I’m a PhD candidate in the Department of Sociology. Broadly, I'm interested in how various social psychological processes motivate behavior and explain patterns of inequality. Across my projects, I aim to better understand the interactional and subtler bases of inequality for members of low-status groups in society. Theoretically, my projects incorporate either intergroup conflict or emotions as explanations for unequal outcomes. My work examines how seemingly subtle differences in evaluations of individuals based on their social characteristics lead to larger, more concrete implications, such as the acceptance or denial of legal rights or decisions related to hiring.

My current projects examine (1) the ways in which people’s gender and race jointly affect others’ interpretations of their emotion displays and, in turn, subsequent evaluations of them; (2) Americans' attitudes toward same-sex families compared to heterosexual families; (3) the role of status, power, and emotions in escalating or reducing intergroup conflict. Click here or contact me to find out more about my current projects.

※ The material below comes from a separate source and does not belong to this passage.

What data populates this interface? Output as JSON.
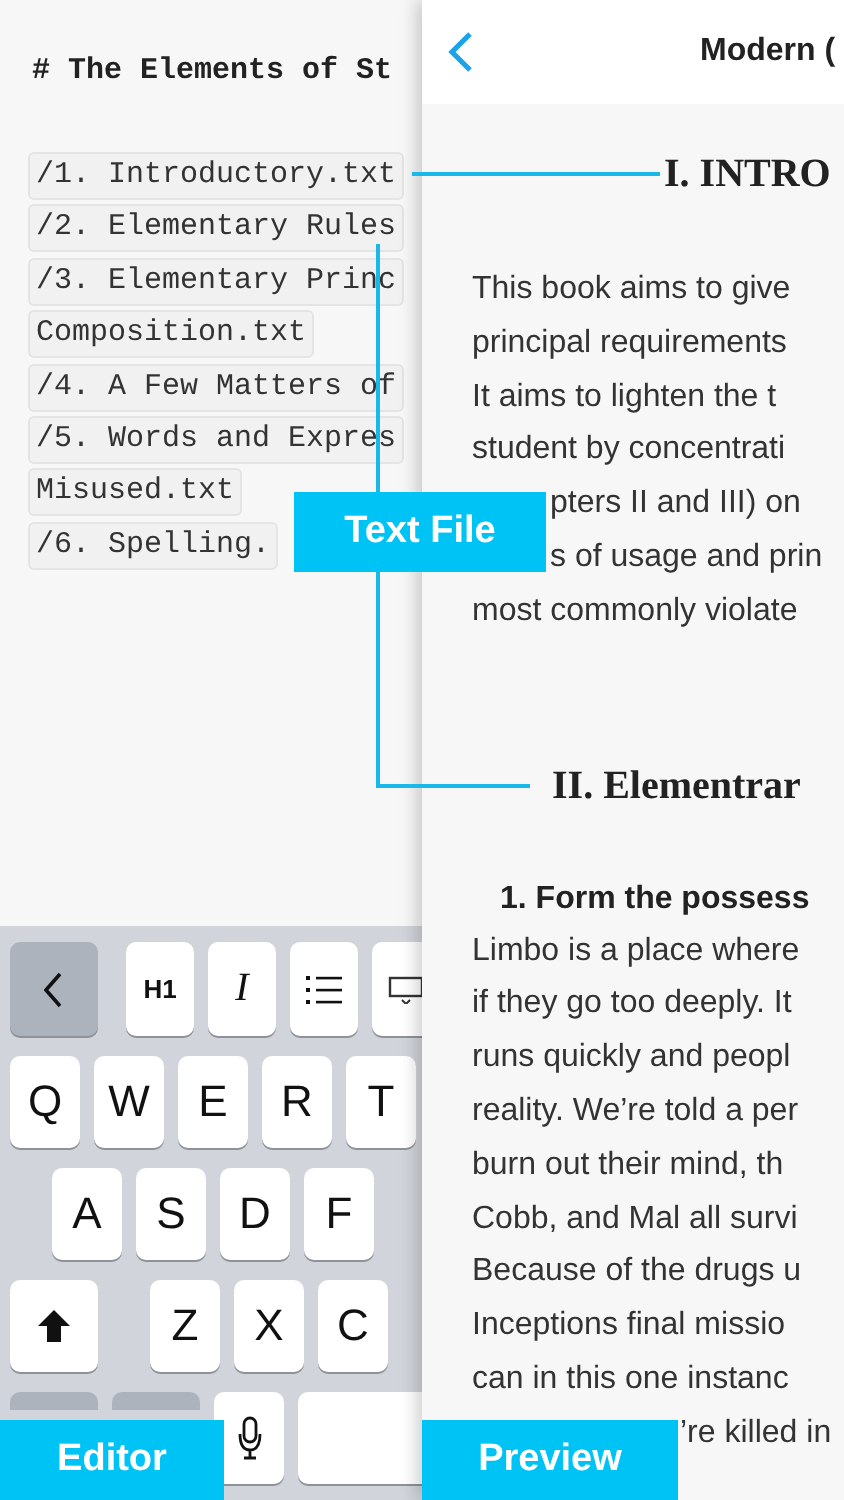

Refereed Publications

Doan, Long, Lisa R. Miller, and Annalise Loehr. 2015. “The Power of Love: The Role of Emotional Attributions and Standards in Heterosexuals’ Perceptions of Same-Sex Couples.” Social Forces 94(1): 401-25. doi: 10.1093/sf/sov047. [SF Online Supplement]

Loehr, Annalise, Long Doan, and Lisa R. Miller. 2015. “The Role of Selection Effects in the Contact Hypothesis: Results from a National Survey on Sexual Prejudice.” Archives of Sexual Behavior. doi: 10.1007/s10508-015-0483-7.

An, Weihua and Long Doan. 2015. “Monitoring Health Behavior Through Social Networks.” Social Networks 72: 8-17. doi: 10.1016/j.socnet.2015.02.001. [SN Online Supplement]

Doan, Long, Annalise Loehr, and Lisa R. Miller. 2014. “Formal Rights and Informal Privileges for Same-Sex Couples: Evidence from a National Survey Experiment.” American Sociological Review 79(6): 1172-95. doi: 10.1177/0003122414555886. [ASR Online Supplement] | [ASR Podcast] | [Replication Materials]

Doan, Long. 2012. “A Social Model of Persistent Mood States.” Social Psychology Quarterly 75(3): 198-218. doi: 10.1177/0190272512451157. [SPQ Podcast]

Benard, Stephen and Long Doan. 2011. “The Conflict-Cohesion Hypothesis: Past, Present, and Possible Futures.” Advances in Group Processes 28: 189-225. doi: 10.1108/S0882-6145(2011)0000028010.

Last updated: 20150806